Researchers at the Oxford University Clinical Research Unit
at the Hospital for Tropical Disease in Ho Chi Minh City, Vietnam, studied 18 patients infected with H5N1 influenza and eight patients with two types of human influenza.
H5N1 patients had much higher levels of virus in their throats than other patients. Also, levels of some inflammatory cytokines and chemokines were correlated with viral load and were highest in the patients who died. One cytokine, interleukin 8, is produced by bronchial epithelial cells and may play a role in acute respiratory distress syndrome.

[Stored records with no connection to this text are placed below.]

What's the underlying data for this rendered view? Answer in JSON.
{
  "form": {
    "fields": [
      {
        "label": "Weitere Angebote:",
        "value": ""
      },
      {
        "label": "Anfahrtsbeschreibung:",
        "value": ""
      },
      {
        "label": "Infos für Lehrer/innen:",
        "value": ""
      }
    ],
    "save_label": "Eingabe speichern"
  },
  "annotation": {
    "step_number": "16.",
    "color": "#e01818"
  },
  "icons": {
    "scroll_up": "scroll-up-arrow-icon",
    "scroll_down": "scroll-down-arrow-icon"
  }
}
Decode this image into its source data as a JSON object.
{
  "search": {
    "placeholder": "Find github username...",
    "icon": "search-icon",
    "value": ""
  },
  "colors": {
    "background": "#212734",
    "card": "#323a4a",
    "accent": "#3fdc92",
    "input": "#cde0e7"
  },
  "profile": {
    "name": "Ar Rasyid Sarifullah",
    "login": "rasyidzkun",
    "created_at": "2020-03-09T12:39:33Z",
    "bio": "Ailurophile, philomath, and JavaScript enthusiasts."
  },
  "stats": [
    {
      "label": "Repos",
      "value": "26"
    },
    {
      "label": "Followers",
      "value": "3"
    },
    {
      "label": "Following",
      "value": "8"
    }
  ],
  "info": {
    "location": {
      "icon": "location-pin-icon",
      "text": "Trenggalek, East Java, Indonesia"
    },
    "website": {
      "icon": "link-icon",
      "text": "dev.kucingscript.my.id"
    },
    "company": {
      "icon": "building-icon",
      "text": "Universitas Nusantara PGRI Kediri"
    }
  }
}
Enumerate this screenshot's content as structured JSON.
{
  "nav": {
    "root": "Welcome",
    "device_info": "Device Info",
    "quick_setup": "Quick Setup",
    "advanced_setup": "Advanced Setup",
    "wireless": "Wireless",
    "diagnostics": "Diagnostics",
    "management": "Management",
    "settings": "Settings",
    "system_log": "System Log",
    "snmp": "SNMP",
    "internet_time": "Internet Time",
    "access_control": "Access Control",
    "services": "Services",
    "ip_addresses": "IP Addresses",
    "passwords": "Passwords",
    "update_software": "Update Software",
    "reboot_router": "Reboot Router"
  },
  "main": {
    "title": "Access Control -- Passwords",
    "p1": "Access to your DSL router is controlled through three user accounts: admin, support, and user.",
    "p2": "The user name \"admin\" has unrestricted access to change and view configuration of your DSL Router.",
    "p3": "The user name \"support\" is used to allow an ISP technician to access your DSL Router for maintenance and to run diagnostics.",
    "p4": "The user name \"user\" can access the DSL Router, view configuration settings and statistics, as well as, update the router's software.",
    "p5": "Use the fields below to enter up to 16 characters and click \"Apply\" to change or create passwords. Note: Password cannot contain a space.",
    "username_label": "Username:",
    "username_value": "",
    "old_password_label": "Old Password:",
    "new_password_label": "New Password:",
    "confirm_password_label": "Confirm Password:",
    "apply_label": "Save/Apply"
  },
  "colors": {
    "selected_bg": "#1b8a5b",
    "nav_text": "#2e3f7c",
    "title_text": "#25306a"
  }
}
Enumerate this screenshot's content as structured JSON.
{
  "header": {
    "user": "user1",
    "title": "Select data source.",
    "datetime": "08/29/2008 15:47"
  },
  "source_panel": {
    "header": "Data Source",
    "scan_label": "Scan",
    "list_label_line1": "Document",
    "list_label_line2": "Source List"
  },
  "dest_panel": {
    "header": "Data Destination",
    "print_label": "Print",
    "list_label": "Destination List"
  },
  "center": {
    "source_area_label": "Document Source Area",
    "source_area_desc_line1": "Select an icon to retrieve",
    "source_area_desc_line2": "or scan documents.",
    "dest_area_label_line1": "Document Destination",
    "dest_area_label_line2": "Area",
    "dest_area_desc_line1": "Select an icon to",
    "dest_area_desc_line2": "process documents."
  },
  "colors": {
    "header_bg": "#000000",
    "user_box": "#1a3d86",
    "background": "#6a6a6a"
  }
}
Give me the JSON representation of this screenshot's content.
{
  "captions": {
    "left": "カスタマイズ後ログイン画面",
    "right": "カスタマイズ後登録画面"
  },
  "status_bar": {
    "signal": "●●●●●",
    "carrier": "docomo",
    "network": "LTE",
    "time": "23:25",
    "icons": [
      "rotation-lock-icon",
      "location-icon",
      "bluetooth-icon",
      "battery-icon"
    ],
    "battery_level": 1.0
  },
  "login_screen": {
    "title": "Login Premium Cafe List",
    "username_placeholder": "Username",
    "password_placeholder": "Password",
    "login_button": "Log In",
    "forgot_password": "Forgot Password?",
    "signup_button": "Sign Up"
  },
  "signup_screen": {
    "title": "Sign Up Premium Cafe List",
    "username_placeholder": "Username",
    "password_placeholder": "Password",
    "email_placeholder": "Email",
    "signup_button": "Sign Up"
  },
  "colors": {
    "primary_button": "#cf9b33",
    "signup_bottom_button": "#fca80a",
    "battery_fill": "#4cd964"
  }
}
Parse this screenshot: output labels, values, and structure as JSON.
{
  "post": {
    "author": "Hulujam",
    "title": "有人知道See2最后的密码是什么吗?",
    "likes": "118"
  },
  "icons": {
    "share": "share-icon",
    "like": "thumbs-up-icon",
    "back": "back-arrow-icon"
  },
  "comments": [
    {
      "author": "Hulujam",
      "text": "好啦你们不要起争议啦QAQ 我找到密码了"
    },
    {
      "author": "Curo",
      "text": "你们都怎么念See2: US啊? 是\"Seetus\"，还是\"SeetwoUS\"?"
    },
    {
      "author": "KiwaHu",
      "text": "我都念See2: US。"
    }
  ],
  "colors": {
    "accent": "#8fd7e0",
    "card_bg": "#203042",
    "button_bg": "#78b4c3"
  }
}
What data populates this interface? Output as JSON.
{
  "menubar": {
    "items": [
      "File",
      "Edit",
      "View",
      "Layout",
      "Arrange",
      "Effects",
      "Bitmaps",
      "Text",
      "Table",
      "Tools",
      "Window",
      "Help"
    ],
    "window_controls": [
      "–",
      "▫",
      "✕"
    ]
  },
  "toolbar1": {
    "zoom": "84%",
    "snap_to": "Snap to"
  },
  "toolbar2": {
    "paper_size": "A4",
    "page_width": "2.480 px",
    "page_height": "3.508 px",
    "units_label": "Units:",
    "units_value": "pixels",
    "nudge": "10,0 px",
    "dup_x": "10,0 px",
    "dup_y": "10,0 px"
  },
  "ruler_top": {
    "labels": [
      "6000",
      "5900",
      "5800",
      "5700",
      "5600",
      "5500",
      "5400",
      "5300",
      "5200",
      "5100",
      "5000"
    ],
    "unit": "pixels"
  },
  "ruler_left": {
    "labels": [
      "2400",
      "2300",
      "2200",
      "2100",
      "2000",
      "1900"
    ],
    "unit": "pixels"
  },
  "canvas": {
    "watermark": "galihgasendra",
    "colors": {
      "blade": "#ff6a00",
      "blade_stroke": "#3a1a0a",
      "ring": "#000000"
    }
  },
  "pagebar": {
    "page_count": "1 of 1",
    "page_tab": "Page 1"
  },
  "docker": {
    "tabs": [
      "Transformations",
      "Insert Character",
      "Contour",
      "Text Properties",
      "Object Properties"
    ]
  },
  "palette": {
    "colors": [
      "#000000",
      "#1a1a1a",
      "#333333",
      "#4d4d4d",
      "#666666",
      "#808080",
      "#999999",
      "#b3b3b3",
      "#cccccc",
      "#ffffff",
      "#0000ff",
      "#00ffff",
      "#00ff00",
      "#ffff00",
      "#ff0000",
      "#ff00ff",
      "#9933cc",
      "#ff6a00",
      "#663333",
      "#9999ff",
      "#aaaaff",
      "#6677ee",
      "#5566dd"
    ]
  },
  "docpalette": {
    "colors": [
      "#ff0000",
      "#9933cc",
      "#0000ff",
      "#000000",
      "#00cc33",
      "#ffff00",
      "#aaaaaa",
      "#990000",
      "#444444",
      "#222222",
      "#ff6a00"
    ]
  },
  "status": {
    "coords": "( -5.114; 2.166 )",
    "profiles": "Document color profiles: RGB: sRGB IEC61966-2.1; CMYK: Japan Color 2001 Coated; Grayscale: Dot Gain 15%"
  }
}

“Our observations indicate that high viral load, and the resulting intense inflammatory responses, are central to influenza H5N1 pathogenesis,” the researchers said, noting that clinicians should focus on preventing this intense cytokine response by early diagnosis and antiviral treatment.